Kevin Lalande, co-founder and managing director of Santé Ventures, said the firm plans to make 20-25 new early-stage investments out of the new fund. It’s already made three deals so far (equal to about 6.5 percent of its capital), putting money into San Jose-based Cryosa, which is developing treatment of sleep apnea; DyaMX, a Minnesota company focused on a treatment of Type II diabetes, and Geneos Therapeutics, a neoantigen-based personalized cancer therapy with headquarters in Pennsylvania.
The new fund was about 25 percent oversubscribed, according to Santé, and included more than 30 limited partners. Pennsylvania Public School Employees’ Retirement System committed $75 million to Fund III, and another $75 million to a planned Fund IV. It also contributed to Santé’s first two funds.
Founded in 2006, Santé has invested in a total of 33 companies, including the three startups referenced above. It’s had nearly a dozen exits, according to its Crunchbase profile, including Boston Scientific scooping up Claret Medical (for $270 million) and Millipede Medical (for $540 million); Becton Dickinson acquiring TVA Medical and IBM purchasing Explorys.
About 40 percent of the firm’s portfolio is made up of Texas companies. But Lalande points out that some companies’ technologies originated in other locales but were moved to the area so that the investors could be physically closer to help them scale.
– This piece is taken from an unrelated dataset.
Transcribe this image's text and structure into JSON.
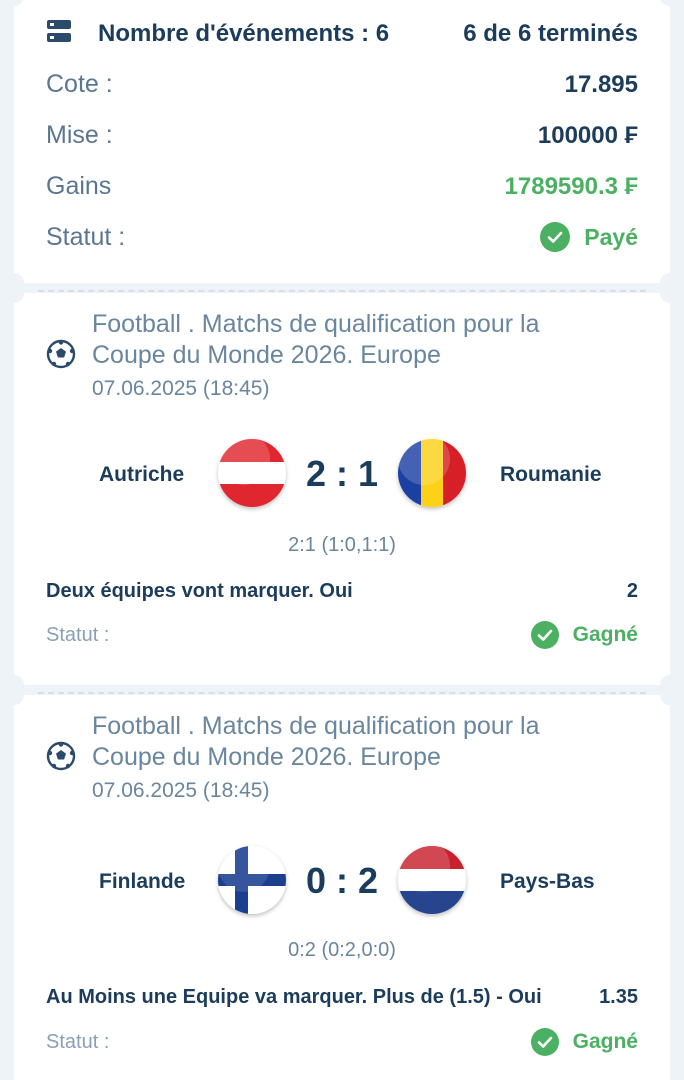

“With many of our portfolio companies, we either created them or were the first investor,” Lalande told Crunchbase News. “We usually write the first check and support a company all the way to the end.”
Santé says that it is looking for “compelling opportunities” in the medtech, biotech, digital health, and health care services sectors. It has an office in Houston’s Texas Medical Center (for obvious reasons) and is the only VC firm focused on the space in the Austin area.
Previously, Lalande spent seven years at the now-defunct Austin Ventures.
Illustration: Li-Anne Dias